• [Task to complete]
The expected answer is every line from the material below that has the word "JSON".

• [Data provided]

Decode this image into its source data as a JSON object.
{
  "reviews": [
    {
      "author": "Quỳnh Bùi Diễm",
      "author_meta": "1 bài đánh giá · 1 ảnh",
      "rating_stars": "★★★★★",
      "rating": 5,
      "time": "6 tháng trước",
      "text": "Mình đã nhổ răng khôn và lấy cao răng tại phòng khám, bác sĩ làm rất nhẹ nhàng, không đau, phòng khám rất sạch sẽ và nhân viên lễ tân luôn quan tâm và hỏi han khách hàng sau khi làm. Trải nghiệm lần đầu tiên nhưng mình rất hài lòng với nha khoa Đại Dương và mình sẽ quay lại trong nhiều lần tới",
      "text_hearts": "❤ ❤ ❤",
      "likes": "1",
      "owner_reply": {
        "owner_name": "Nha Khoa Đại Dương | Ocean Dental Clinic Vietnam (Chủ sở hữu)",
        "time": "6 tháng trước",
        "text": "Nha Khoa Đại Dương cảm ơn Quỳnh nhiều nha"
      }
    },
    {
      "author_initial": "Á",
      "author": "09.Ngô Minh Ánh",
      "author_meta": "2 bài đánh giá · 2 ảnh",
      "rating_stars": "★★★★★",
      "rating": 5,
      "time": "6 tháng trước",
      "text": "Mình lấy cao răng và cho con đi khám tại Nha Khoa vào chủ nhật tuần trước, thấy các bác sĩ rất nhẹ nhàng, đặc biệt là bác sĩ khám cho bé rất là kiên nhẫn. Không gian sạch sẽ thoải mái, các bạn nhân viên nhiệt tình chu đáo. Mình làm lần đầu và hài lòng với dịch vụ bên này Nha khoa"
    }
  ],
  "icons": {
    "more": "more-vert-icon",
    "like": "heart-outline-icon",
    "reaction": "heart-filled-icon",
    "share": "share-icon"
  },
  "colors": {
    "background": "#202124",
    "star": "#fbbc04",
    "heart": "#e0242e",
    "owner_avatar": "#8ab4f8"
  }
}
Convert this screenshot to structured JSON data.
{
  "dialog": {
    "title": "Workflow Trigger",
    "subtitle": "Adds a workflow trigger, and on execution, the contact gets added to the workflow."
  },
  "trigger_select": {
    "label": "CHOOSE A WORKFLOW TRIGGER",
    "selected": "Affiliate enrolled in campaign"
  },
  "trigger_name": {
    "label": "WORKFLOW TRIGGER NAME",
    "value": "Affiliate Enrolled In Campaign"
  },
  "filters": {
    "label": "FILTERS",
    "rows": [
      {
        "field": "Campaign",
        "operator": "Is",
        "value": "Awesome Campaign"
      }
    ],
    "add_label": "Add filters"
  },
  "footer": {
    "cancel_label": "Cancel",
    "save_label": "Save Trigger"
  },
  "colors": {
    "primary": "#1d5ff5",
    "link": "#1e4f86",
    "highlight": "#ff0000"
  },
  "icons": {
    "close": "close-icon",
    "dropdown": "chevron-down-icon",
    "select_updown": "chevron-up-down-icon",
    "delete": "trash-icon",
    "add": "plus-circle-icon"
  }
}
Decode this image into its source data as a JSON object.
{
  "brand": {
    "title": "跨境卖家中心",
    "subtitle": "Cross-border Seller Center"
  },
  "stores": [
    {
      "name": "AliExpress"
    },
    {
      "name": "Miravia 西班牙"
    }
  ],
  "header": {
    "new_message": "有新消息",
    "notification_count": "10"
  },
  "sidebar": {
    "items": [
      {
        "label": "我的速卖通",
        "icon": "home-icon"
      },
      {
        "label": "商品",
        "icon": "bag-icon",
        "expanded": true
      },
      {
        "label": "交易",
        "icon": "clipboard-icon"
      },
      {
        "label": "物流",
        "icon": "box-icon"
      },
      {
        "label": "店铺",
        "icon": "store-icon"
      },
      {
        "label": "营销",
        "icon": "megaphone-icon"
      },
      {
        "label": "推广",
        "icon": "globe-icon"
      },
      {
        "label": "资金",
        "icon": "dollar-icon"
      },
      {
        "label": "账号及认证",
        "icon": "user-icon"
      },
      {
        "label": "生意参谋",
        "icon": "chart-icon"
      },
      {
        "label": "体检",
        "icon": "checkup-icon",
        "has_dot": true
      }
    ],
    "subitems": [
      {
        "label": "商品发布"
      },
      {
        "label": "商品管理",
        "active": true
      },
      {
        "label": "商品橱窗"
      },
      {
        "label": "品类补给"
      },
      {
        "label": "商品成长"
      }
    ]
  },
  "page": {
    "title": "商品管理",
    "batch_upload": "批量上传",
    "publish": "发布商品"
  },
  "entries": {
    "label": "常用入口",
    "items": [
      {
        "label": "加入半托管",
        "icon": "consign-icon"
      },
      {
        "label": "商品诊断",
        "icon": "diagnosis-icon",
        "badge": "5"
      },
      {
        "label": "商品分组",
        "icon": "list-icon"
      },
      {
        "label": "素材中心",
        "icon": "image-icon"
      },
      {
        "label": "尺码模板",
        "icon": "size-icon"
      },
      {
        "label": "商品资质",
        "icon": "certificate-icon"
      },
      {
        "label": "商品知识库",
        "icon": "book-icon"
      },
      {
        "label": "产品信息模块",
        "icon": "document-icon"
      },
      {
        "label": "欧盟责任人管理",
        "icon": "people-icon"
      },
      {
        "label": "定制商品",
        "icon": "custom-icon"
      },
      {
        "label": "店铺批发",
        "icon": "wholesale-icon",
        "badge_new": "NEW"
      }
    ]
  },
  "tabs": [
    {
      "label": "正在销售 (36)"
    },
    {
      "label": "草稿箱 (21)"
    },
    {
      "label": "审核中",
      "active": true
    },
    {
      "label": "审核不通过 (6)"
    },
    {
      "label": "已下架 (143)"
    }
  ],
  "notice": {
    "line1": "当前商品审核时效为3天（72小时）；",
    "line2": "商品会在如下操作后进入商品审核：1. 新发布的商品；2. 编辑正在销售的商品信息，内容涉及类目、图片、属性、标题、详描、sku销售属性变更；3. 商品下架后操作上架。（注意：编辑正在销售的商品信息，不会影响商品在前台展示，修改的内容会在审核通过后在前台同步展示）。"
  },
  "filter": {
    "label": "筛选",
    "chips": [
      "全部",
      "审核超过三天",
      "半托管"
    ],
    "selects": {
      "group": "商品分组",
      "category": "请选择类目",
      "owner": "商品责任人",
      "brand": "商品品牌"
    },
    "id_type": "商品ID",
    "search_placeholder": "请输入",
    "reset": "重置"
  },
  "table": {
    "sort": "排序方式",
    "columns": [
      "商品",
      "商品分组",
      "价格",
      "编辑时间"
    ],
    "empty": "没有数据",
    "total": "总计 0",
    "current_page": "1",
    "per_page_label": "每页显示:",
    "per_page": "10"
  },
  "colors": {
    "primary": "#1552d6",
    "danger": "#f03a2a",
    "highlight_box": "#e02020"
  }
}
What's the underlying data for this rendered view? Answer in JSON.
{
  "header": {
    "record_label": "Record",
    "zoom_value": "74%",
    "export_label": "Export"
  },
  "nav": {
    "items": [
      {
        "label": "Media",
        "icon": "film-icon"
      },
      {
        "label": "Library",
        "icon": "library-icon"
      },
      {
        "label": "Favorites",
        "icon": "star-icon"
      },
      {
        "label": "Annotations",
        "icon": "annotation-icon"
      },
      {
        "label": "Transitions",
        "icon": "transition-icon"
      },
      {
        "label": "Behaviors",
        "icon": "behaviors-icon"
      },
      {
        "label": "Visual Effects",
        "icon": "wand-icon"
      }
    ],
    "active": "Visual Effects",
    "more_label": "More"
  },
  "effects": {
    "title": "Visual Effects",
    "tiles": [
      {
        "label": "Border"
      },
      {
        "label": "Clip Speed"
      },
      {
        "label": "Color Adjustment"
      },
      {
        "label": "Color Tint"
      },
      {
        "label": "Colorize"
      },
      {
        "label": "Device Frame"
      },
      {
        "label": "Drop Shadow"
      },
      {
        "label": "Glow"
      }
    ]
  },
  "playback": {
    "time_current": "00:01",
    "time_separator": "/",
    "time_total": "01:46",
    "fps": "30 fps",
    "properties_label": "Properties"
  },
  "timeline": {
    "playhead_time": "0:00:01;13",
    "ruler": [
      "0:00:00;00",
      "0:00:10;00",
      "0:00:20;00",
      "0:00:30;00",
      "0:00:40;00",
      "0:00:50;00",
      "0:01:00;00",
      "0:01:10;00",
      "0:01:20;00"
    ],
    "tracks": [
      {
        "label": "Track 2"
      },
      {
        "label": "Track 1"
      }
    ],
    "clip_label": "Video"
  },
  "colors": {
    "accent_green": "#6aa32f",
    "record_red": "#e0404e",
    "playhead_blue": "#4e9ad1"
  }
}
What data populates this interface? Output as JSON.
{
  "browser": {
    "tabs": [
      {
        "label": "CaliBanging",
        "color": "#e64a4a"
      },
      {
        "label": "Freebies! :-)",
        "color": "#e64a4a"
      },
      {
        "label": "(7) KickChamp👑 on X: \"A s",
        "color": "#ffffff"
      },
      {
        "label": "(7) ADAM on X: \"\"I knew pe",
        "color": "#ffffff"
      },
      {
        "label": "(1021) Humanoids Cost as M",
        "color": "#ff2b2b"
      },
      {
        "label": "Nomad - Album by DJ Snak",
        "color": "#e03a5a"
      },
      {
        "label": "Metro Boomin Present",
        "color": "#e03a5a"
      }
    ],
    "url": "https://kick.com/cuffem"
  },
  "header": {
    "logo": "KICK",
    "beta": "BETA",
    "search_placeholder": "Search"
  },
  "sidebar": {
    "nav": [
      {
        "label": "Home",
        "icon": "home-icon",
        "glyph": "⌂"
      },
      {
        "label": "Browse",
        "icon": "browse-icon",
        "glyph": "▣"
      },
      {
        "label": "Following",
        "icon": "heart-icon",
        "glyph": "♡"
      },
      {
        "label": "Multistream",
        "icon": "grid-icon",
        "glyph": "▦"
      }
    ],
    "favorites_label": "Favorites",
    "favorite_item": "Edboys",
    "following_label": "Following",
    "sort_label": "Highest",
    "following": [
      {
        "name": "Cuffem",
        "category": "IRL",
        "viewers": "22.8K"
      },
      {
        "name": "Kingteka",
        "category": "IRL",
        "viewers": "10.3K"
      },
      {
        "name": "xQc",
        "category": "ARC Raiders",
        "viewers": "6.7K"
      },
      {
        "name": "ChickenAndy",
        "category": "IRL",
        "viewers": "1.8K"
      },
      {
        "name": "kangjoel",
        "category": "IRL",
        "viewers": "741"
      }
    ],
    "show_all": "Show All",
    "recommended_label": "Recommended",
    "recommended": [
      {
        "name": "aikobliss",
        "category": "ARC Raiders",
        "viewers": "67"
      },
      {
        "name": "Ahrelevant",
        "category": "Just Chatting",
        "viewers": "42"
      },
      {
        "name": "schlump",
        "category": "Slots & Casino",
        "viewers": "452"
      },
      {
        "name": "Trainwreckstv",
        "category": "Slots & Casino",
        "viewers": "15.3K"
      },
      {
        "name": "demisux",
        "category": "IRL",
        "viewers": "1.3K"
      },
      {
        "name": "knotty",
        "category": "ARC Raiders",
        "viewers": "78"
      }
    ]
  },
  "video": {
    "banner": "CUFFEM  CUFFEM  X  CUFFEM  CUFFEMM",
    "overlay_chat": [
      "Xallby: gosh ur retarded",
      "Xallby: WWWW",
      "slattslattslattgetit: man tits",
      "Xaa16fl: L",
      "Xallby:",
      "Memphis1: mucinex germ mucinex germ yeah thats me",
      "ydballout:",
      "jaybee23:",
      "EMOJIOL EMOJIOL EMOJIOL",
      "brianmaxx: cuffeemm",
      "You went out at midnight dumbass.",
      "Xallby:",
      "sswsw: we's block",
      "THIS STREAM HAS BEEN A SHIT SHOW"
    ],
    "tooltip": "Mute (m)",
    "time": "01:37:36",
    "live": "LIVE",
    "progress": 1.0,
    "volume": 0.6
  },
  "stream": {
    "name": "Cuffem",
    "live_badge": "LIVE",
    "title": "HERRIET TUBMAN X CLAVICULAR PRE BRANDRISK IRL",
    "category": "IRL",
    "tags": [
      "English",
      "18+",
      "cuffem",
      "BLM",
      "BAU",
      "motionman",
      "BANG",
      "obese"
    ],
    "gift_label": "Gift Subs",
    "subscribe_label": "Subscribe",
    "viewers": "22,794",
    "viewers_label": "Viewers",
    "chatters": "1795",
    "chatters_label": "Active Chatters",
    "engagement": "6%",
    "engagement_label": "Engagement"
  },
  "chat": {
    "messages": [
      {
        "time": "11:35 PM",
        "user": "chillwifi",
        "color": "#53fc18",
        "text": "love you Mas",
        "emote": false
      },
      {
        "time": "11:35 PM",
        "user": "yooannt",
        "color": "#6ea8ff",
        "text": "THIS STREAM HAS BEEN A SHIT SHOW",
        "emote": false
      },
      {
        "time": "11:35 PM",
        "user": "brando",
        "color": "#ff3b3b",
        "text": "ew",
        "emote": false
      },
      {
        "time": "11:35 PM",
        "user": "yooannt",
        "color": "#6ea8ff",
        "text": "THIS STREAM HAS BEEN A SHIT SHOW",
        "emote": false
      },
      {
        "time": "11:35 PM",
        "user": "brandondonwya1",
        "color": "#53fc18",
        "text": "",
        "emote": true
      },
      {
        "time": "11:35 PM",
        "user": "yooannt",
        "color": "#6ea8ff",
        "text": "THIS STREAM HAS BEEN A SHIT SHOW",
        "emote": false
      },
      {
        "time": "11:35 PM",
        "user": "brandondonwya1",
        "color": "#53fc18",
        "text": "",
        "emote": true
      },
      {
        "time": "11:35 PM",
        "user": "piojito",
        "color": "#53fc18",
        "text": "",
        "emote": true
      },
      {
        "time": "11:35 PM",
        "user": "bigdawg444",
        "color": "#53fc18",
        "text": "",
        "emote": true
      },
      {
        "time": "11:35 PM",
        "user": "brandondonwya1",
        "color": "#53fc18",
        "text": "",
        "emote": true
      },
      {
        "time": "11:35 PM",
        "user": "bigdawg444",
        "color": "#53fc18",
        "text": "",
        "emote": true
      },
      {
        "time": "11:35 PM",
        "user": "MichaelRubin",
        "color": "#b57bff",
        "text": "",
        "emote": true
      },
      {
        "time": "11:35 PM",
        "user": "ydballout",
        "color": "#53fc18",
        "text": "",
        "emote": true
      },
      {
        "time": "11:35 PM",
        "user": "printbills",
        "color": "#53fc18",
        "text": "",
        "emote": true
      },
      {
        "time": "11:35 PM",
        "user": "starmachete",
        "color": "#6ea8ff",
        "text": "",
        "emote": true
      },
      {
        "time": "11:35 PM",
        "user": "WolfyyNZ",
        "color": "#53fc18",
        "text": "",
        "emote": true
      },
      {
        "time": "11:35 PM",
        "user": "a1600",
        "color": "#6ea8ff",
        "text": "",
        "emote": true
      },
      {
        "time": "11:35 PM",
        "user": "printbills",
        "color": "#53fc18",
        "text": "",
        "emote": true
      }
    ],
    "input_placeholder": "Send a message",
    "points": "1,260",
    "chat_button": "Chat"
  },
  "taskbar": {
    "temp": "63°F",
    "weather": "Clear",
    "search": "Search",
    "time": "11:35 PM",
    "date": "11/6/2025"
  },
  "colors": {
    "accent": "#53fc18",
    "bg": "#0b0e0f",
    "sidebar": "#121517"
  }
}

• [Exercise result]
Decode this image into its source data as a JSON object.
Convert this screenshot to structured JSON data.
Decode this image into its source data as a JSON object.
What's the underlying data for this rendered view? Answer in JSON.
What data populates this interface? Output as JSON.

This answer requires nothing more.